The attack on Black history month | COMMENTARY

Deidre Matthews of Severn examines art of Greta Chaplin McGill’s “2020” (left) and David Cassidy’s “Screaming Out Loud” (oil on canvas) - with "8:46" on the hands of the subject - eight minutes and forty-six seconds painted in red, the amount of time that a Minneapolis police officer knelt on the neck of George Floyd - on display at Michael E. Busch Center for the arts at Maryland Hall Fri., Feb. 5, 2021.

Some parents at a Utah charter school were so against their kids learning about Black history this month that the school recently offered an opt-out option from such lessons.

The Maria Montessori Academy in North Ogden has since reversed its decision to allow some children to skip Black History Month lessons and festivities as the school “works to change hearts and minds with grace and courtesy,” school director Micah Hirokawa wrote in a Facebook post addressing the issue.


But why were these close-minded parents ever allowed to dismiss a vital learning moment? Black history is as important as math, English or American history. It is not some throwaway subject people can do without. What exactly were these parents so offended by that they needed to be handled with such sensitivity and felt the need to protect their children? It’s unclear if the parents were against the events or the way the history was being taught. The school isn’t disclosing what all the hoopla was about so we can only guess.

And that is not the only way Black history is being attacked. In another snub at Black roots in America, several states are also trying to stop teaching of the 1619 Project, a collection of stories by the New York Times that looks at U.S. history through the prism of the legacy of slavery and contributions of African Americans — a telling that turns the inaccurate, white-centered American story on its head.
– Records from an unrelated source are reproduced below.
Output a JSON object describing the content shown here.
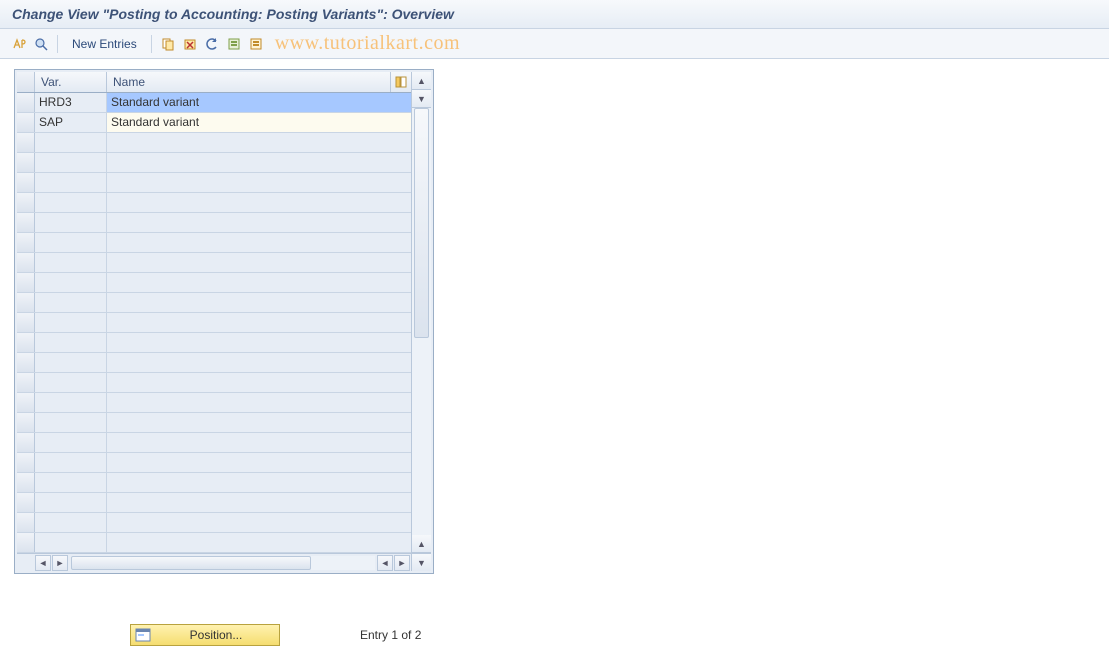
{
  "title": "Change View \"Posting to Accounting: Posting Variants\": Overview",
  "toolbar": {
    "new_entries_label": "New Entries"
  },
  "watermark": "www.tutorialkart.com",
  "grid": {
    "columns": {
      "var": "Var.",
      "name": "Name"
    },
    "rows": [
      {
        "var": "HRD3",
        "name": "Standard variant",
        "highlight": true
      },
      {
        "var": "SAP",
        "name": "Standard variant",
        "highlight": false
      }
    ],
    "empty_row_count": 21
  },
  "footer": {
    "position_label": "Position...",
    "entry_text": "Entry 1 of 2"
  }
}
Bills recently introduced by state legislators in Arkansas, Iowa and Mississippi argue that the project misrepresents U.S. history and would take away partial state funding to school districts that choose to teach it, according to Education Week.

Even as police brutality and COVID-19 have forced the country to face structural racism and inequities built into the very fabric of the country, there is a backlash on portraying an accurate depiction of American history and the ugly treatment of African Americans over time.

I understand that it’s not a pretty history, that it’s one that some would probably rather not relive. It may be hard to swallow for some that their ancestors may have contributed to the brutalization of a whole race, and many people may want to leave that in the past. They can do without the reminders. But the ramifications of the past are still very much alive in the present and so cannot be ignored, especially if the country really wants to undergo a racial transformation beyond Black Lives Matters signs in windows. Want to disrupt the racial injustice in the prison system? You have to look at the role of slavery in how it came to be.

What’s even scarier than those that want to ignore history is those who have doctored it. Black history has been so watered down over the years, that it has tainted some people’s thinking of what really was. White historians have largely told the story of America’s past that is presented in the mainstream, while Black voices have been left out or downplayed. The Rev. Martin Luther King Jr. had a dream, but he wasn’t assassinated simply because he wanted Black and white people to live together in harmony. Hank Aaron was a baseball legend, but let’s just not talk about his records, but also the racism and hardship he faced as he broke them.

So when critics of the 1619 (the year African slaves arrived to the Colony of Virginia) Project say it is inaccurate and promotes divisiveness, they are mistaken. It tells the truth — and not what people want the truth to be. It is an uncomfortable truth that refuses to erase the experience of a whole race of people, but it is the story of this country.

In an ideal world, Black history would be a full part of American history. Some African Americans have written on social media that they don’t celebrate Black History month in February because they live it all year long. In concept, that is 1,000% the truth. African Americans built this country, and we are its history. Of course, we should be acknowledged every day of the year. In reality, that story isn’t told in all parts of the country and in all history books. Or when it is told, it doesn’t resonate.

We need Black History Month. The country is not at a place where it shouldn’t exist. I embrace it and celebrate it as we all should. I discover unsung heroes, support Black businesses and celebrate our achievements. I don’t take it for granted, because some people, like a few parents in Utah, would be happy if we didn’t acknowledge Black history at all.

Andrea K. McDaniels is The Sun’s deputy editorial page editor. Please send her ideas at Her Twitter address is @ankwalker.